Sign up for our Adventure-Packed Newsletter

Get our latest touring, commuting and family cycling posts and sales delivered to your inbox!
  • This field is for validation purposes and should be left unchanged.

0 thoughts on “What Size BOB Trailer Nutz Do I Need?”

  1. […] a new category “Very Wise Bike Mechanic Wisdom” with a post with an in-depth post about sizing BOB Trailer Nutz to solid axles. We’ll be posting more of our experiences with bike trailers on the BikeShopHub.com, […]

  2. Patrick says:

    I would like to know what rear rack is in the above picture on you blog?
    I have a 700c wheel,with 40mm tires and would like to use a BOB trailer,with nutz,alng with a rear rack /panniers. Rear racks I’ve looked at are Surly’s Nice as well as Tubus.

  3. josh says:

    I’m not sure what the rack in the photo is, but I can say that the Tubus Vega is an excellent choice of rear rack if you intend to use a BOB as well. Surly racks would likely have clearance issues with BOB Trailers.


  4. Glenn says:

    Bikes with internal gears such as the SRAM 3-speed hub are not adaptable to the screw-on nuts. Are there BOB Nutz that can be fastened to other holes on the rear of the frame? How do you determine the correct spread for the BOB fork?

    1. josh says:

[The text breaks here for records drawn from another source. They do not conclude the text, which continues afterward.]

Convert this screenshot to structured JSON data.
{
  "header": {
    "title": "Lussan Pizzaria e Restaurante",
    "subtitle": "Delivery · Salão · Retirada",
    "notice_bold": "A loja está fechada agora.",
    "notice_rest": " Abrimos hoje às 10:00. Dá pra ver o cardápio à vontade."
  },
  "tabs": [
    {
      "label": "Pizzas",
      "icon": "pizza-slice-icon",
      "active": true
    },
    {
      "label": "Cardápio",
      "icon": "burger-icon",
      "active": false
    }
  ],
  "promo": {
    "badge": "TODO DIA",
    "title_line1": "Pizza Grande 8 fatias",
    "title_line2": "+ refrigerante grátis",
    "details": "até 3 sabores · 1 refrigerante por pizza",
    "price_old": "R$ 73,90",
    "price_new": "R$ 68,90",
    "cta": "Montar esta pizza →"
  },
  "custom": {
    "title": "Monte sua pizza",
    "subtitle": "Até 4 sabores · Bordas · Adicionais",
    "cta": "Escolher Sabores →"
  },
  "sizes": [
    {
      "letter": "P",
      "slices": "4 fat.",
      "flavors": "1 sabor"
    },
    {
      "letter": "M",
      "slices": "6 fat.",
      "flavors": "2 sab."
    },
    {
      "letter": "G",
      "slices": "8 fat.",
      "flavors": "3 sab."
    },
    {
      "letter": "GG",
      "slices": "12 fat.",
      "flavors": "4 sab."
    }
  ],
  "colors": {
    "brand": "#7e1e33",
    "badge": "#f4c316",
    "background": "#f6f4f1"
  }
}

      It is possible to use the non skewer side from 2 BOB quick releases to mount to lower rack/fender eyelets on the frame. These use the M5 pitch thread as do most rack/fender eyelets. You can run an M5 bolt out from the eyelet and then turn the non-skewer side of the BOB quick release onto the bolt.

      As far as I know, this method hasn’t been thoroughly tested, and will likely void both your BOB trailer and bicycle frames warranty. It also could put quite a bit of stress on your rack/fender eyelets and may cause them or other parts of your bike frame to become stressed and possibly fail.

  5. David Leon says:

    Wanting to use my trailer with my single-speed commuter. This bike uses a White Industries ENO eccentric rear hub which uses a M6 (?) bolt (allen head bolt threads into hub). Would you consider making a small run of these ? (Alternately if you made a version of the nutz which was tapped for M6 then I could thread in a stud instead).

    Any suggestions regarding how I can get my trailer to work with this hub would be very welcome. Otherwise I’m gonna have to buy a machinist a lot of beer (nothing good ever comes of that). Thanks.

  6. Josh Lipton says:


    The solution that I mentioned for Glenn in using the 2 BOB quick releases (non-skewer side nut) might be applied here as well. The M5 thread would have to be drilled and tapped. I have not attempted this and cannot verify it as a solution, just a suggestion of something that might be more cost effective than hiring a machinist.

  7. Ian Nunn says:

    I’m looking for a sachs 10.5mm 26tpi axle nut. Do you have any and how can i buy a couple?

  8. jeff krienke says:

    Do you guys make adaptors so you can use it with thru axles on mtb’s?

  9. Mike Blaire says:

    I have a Bionx electric bike motor on my bike. I would like to pull a Bob trailer but I do not know the size of my solid axle or the thread pitch. Wondering if you can help?

    1. Josh Lipton says:

      If you can not determine the size of the rear axle through the hub manufacturer’s brochure or online information you can determine axle size by removing one of the nuts. Take the nut into a hardware store or local bike shop. Determine its size by checking which size axle (or bolt) it will thread onto.

Leave a comment.

Your email address will not be published. Required fields are marked *


20% off ALL Ortlieb Bag Closeouts! Shop Closeouts

Scroll to Top